  1. To enable partial or full parallel partition-wise joins with likely equisized partitions.
  2. To distribute data evenly among the nodes of an MPP platform that uses Oracle Real Application Clusters. Consequently, you can minimize interconnect traffic when processing internode parallel statements.
  3. To use partition pruning and partition-wise joins according to a partitioning key that is mostly constrained by a distinct value or value list.
  4. To randomly distribute data to avoid I/O bottlenecks if you do not use a storage management technique that stripes and mirrors across all available devices.

Consider Costs and Benefits of Coalescing or Rebuilding Indexes

Improper sizing or increased growth can produce index fragmentation. To eliminate or reduce fragmentation, you can rebuild or coalesce the index. But before you perform either task weigh the costs and benefits of each option and choose the one that works best for your situation.
Table 5-6 is a comparison of the costs and benefits associated with rebuilding and coalescing indexes

Table 5-6 Costs and Benefits of Coalescing or Rebuilding Indexes

The series of images below reviews the alter_index command used to rebuild an index partition.
Costs and Benefits of Coalescing or Rebuilding Indexes
1) Costs and Benefits of Coalescing or Rebuilding Indexes

Oracle index rebuild

We issue the alter index command to rebuild the partition
We issue the alter index command to rebuild the partition

The 1998 and 2000 indexes may still service queries while the 1999 index is being built.
The 1998 and 2000 indexes may still service queries while the 1999 index is being built.

  1. We issue the alter index command to rebuild the partition
  2. The 1998 and 2000 indexes may still service queries while the 1999 index is being built.

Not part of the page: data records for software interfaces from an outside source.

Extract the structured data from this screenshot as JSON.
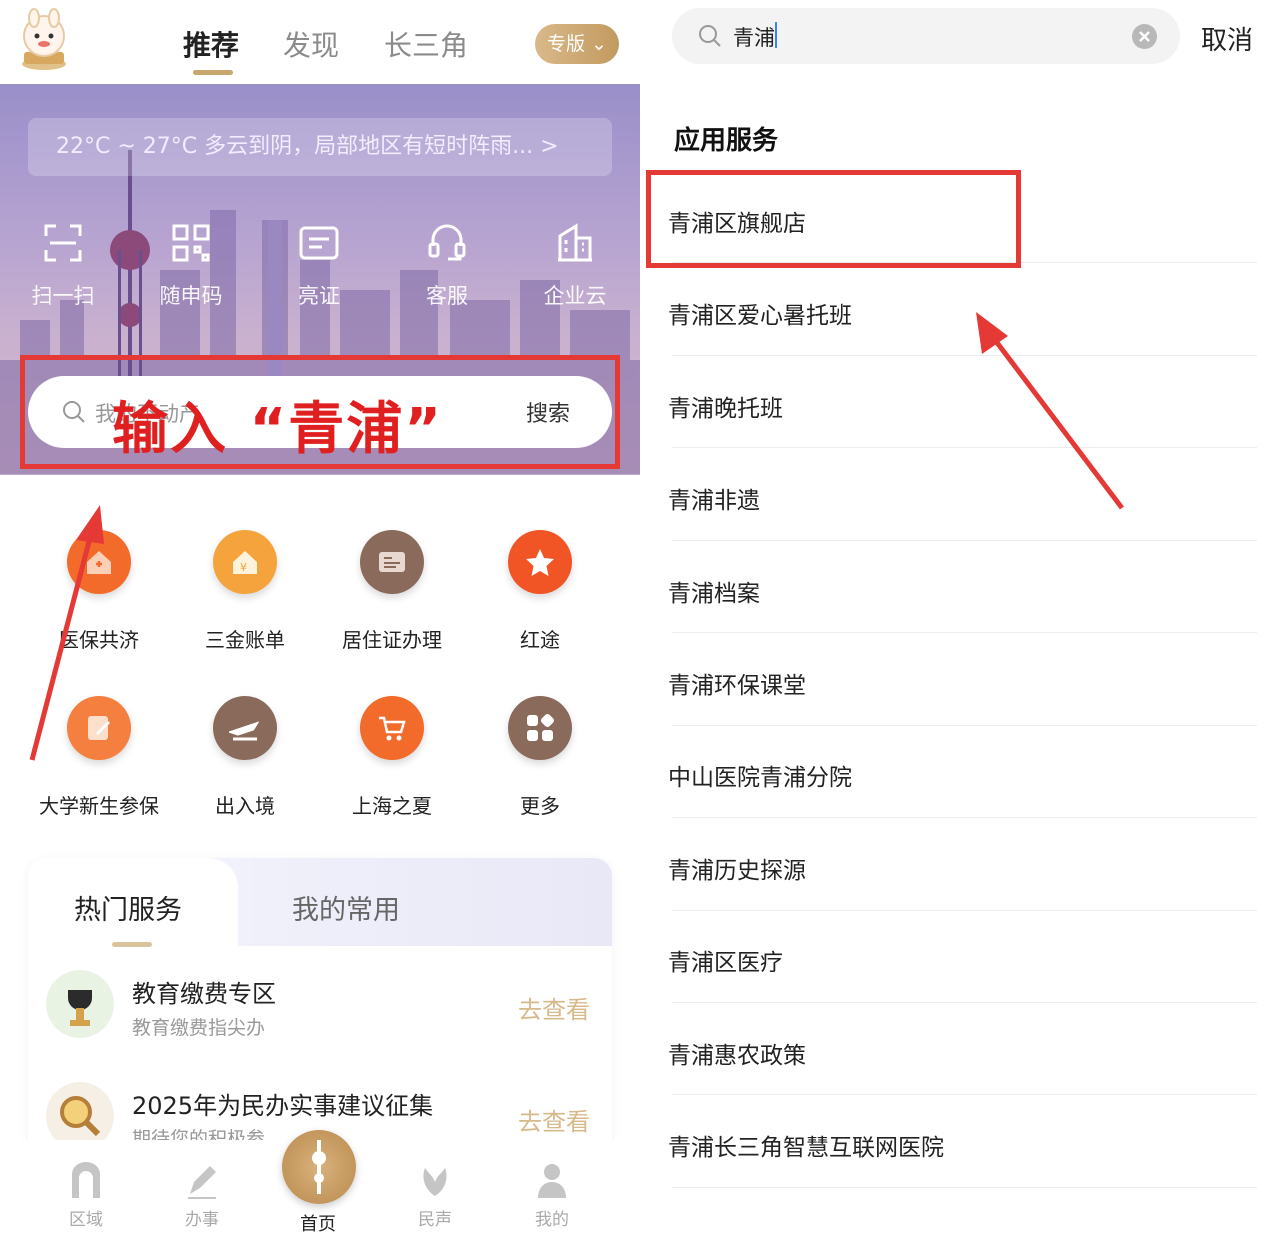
{
  "left": {
    "top_tabs": [
      "推荐",
      "发现",
      "长三角"
    ],
    "edition_label": "专版",
    "weather": "22°C ~ 27°C  多云到阴，局部地区有短时阵雨... >",
    "quick_actions": [
      "扫一扫",
      "随申码",
      "亮证",
      "客服",
      "企业云"
    ],
    "search": {
      "placeholder": "我的不动产",
      "button": "搜索"
    },
    "annotation": "输入 “青浦”",
    "services": [
      "医保共济",
      "三金账单",
      "居住证办理",
      "红途",
      "大学新生参保",
      "出入境",
      "上海之夏",
      "更多"
    ],
    "hot_tabs": [
      "热门服务",
      "我的常用"
    ],
    "hot_items": [
      {
        "title": "教育缴费专区",
        "subtitle": "教育缴费指尖办",
        "action": "去查看"
      },
      {
        "title": "2025年为民办实事建议征集",
        "subtitle": "期待您的积极参",
        "action": "去查看"
      }
    ],
    "bottom_nav": [
      "区域",
      "办事",
      "首页",
      "民声",
      "我的"
    ]
  },
  "right": {
    "search_value": "青浦",
    "cancel": "取消",
    "section_title": "应用服务",
    "results": [
      "青浦区旗舰店",
      "青浦区爱心暑托班",
      "青浦晚托班",
      "青浦非遗",
      "青浦档案",
      "青浦环保课堂",
      "中山医院青浦分院",
      "青浦历史探源",
      "青浦区医疗",
      "青浦惠农政策",
      "青浦长三角智慧互联网医院"
    ]
  },
  "colors": {
    "accent_gold": "#c9a66b",
    "annotation_red": "#e53935",
    "orange": "#f26b2a",
    "brown": "#8a6a5a"
  }
}
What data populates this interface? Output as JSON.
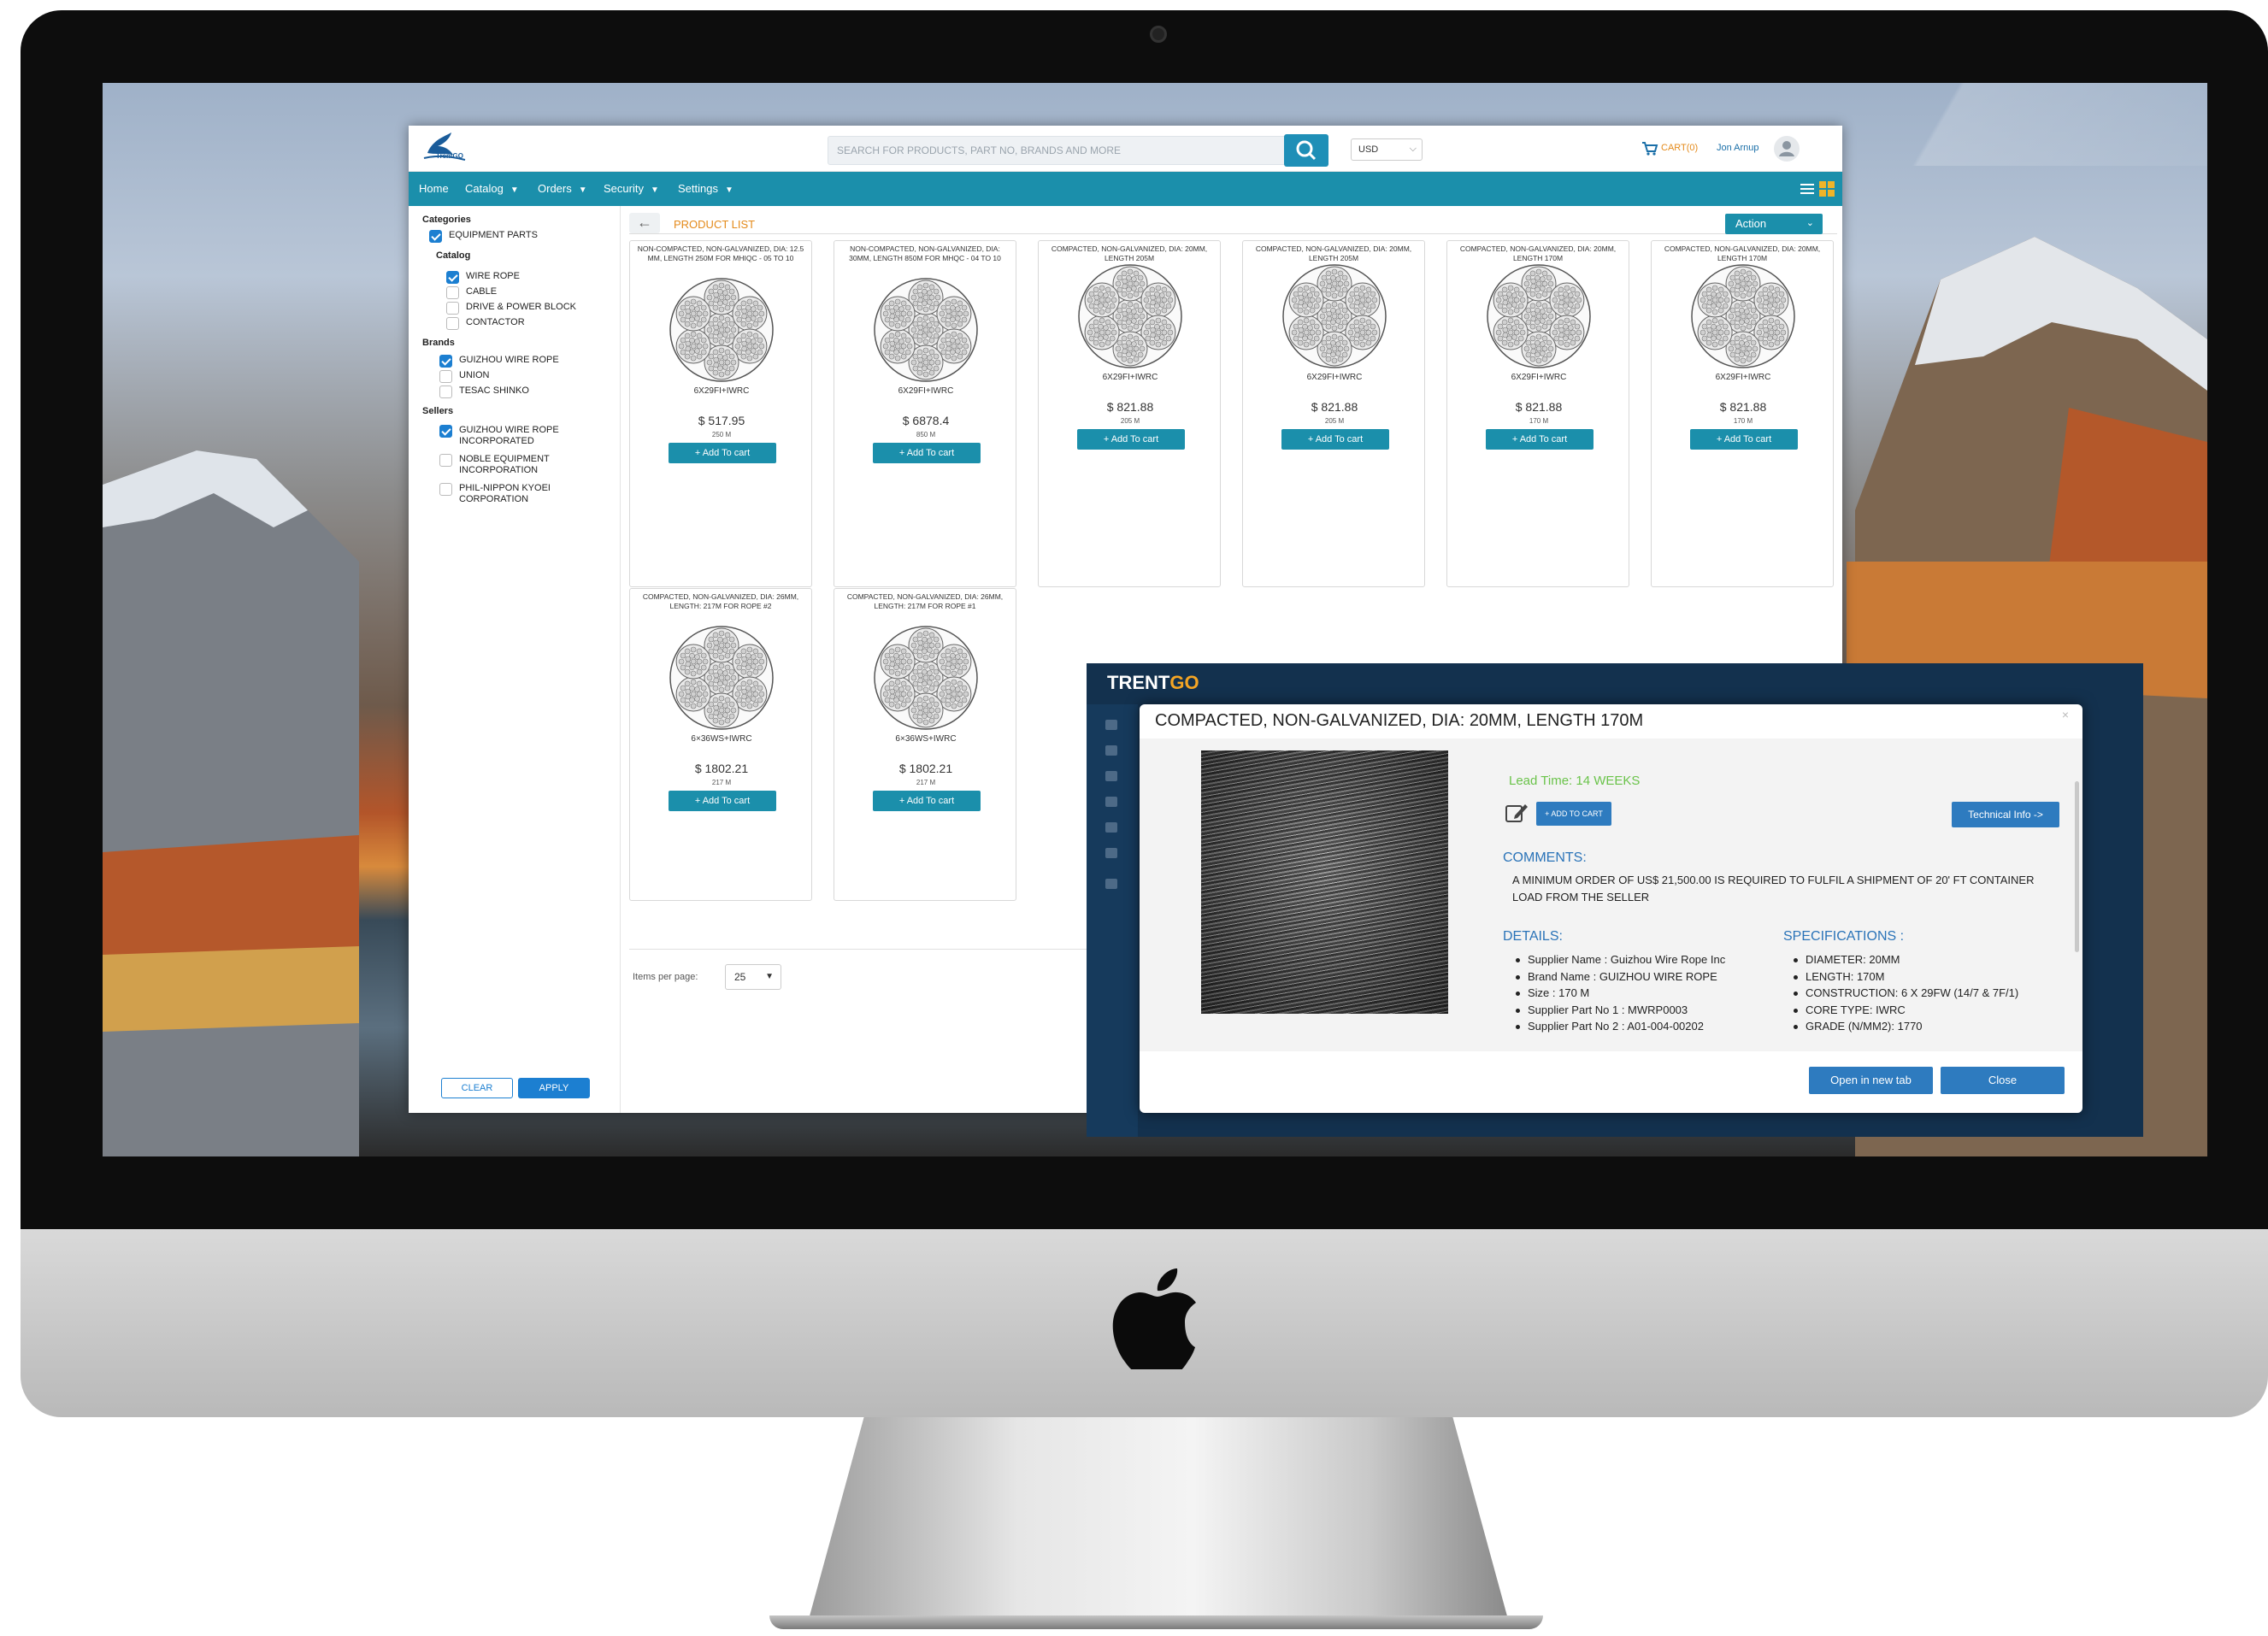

Experienced DBAs will double-size their index tablespaces so they can rebuild an index partition in the same tablespace.
The tablespace must have enough room for the index and for the temporary segments in the new index.
The next lesson wraps up this module.